Campaigns for People is running an ad decrying the influence of money on political campaigns.
A grass-roots low-budget effort aimed at reforming how Texas campaigns are financed has begun circulating this week on the Internet and television in four Texas cities, including San Antonio.
Corporations need not send their contributions, said Fred Lewis, the organizer of Campaigns for People.
Lewis pitched in his own money to produce and air a 30-second TV commercial on cable's Comedy Central and "Hardball with Chris Matthews" on MSNBC.
The ad decries "special interests (that) have too great an influence at the Capitol" and urges people to become part of an "electronic action team."
They want residents to notify their legislators that they want campaign laws limiting the amount an individual can contribute to a state race.
Lewis said it's "shameful that between 115 and 120 individuals contributed more than $100,000, three people gave more than $1 million each, and one guy gave $4 million to state campaigns in 2002."
He said those contributions, which are legal, "breed cynicism among the electorate about who is hogging the microphone."
The nonpartisan Campaigns for People combines the TV ad, an e-mail campaign and yard signs to educate and mobilize people to fight for campaign reform, as well as to contribute to the online effort to keep the ad running, Lewis said.
The $20,000 collected to run the ad in Houston, Dallas, Austin and San Antonio "is about enough to air for this week, beyond that, we'll have to rely on contributions" to get further airplay, Lewis said.
He said the Texas Election Commission, which issues non-binding advisories on the state's campaign finance law, "is toothless, gumless and completely ineffective" in regulating how races are financed.
Ethics Commission assistant general counsel Tim Sorrells said the Legislature empowered the agency to impose civil fines when a violation of the election code is found to have occurred.
"We don't enforce the criminal side of it" because lawmakers chose not to mandate that the agency investigate and file criminal charges, he said.
The ad, which began running this past weekend, will end Monday — when U.S. House Majority Leader Tom DeLay, R-Sugar Land, hosts a $1,000-a-person fund-raiser in Austin.

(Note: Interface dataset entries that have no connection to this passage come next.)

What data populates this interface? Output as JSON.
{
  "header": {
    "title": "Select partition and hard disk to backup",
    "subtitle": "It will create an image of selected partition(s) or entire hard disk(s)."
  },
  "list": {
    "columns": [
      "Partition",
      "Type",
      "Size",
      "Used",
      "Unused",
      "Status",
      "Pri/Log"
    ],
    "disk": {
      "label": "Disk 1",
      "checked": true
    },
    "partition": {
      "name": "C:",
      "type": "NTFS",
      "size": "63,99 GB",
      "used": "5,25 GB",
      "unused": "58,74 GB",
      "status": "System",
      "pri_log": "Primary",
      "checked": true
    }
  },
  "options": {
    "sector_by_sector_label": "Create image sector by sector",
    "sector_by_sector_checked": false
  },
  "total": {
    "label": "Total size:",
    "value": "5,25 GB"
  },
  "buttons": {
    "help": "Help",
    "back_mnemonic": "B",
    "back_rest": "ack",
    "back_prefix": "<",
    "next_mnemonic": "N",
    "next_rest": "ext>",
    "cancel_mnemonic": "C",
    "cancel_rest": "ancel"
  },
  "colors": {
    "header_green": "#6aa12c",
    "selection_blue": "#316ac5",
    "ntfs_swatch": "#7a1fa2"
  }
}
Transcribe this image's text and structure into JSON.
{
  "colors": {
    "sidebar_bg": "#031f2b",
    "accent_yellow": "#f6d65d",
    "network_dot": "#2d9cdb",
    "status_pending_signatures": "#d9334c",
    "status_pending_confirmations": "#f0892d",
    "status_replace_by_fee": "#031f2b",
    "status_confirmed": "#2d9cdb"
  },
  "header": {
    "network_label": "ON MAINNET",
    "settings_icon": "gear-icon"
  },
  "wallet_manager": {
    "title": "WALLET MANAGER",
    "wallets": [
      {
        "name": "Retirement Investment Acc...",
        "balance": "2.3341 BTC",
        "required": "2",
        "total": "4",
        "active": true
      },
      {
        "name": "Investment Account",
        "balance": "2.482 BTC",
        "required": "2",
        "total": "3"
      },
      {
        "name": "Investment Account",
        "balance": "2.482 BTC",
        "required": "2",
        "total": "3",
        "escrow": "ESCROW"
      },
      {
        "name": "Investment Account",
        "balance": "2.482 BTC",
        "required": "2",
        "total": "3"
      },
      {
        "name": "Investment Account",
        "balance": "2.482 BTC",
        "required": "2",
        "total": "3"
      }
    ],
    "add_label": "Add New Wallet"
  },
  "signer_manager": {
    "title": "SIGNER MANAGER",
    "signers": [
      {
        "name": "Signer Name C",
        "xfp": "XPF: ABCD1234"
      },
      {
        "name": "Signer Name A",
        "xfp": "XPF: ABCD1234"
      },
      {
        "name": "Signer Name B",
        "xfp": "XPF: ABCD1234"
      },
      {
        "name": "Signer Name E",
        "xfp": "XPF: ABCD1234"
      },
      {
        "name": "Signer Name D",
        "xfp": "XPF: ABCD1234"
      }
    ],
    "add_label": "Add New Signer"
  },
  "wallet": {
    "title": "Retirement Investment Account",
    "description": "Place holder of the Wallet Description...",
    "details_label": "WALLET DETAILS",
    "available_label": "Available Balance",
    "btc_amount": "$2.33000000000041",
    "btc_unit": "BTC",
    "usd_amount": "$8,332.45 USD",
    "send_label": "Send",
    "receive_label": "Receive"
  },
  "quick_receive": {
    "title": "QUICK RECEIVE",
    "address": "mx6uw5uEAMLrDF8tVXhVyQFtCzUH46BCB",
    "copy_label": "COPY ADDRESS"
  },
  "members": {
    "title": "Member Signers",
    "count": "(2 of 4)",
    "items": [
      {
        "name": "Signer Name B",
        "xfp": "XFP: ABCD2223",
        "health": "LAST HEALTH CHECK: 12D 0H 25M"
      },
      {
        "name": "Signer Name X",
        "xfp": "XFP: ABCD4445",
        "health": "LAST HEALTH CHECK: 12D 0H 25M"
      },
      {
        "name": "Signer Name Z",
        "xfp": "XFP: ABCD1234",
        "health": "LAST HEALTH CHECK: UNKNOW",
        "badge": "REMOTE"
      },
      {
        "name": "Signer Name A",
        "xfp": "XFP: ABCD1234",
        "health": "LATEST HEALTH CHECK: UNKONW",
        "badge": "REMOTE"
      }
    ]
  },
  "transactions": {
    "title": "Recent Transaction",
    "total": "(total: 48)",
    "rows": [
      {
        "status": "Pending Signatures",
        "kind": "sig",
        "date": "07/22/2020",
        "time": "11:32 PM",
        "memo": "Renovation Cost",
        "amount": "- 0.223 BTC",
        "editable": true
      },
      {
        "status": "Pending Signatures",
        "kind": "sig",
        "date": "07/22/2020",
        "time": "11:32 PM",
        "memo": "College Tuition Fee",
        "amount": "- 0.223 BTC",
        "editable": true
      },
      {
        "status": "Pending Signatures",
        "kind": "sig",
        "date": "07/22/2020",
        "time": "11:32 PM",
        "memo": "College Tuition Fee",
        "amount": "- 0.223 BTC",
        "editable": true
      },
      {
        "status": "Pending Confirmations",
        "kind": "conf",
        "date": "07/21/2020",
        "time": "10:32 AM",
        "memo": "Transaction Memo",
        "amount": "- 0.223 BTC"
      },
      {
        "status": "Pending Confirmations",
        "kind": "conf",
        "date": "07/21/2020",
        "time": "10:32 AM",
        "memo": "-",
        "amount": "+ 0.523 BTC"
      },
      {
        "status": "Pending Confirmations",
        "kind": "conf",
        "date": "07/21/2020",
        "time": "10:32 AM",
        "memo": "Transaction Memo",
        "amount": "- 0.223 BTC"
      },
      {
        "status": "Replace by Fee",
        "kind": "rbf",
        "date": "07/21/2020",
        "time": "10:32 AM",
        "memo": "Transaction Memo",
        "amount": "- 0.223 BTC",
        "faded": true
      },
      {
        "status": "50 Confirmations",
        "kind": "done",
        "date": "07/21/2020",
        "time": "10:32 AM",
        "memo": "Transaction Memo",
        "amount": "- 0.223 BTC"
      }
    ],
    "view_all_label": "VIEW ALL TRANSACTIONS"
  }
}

Meanwhile, Carlos Guerra talks to Fred Lewis and Craig McDonald about the TRMPAC indictments, and Greg says what needs to be said about the latest outsourced editorial infesting the Chron. To paraphrase Ronnie Earle, being called "partisan" by the Wall Street Journal's op-ed page is like being called ugly by a frog.Posted by Charles Kuffner on September 28, 2004 to Scandalized! | TrackBack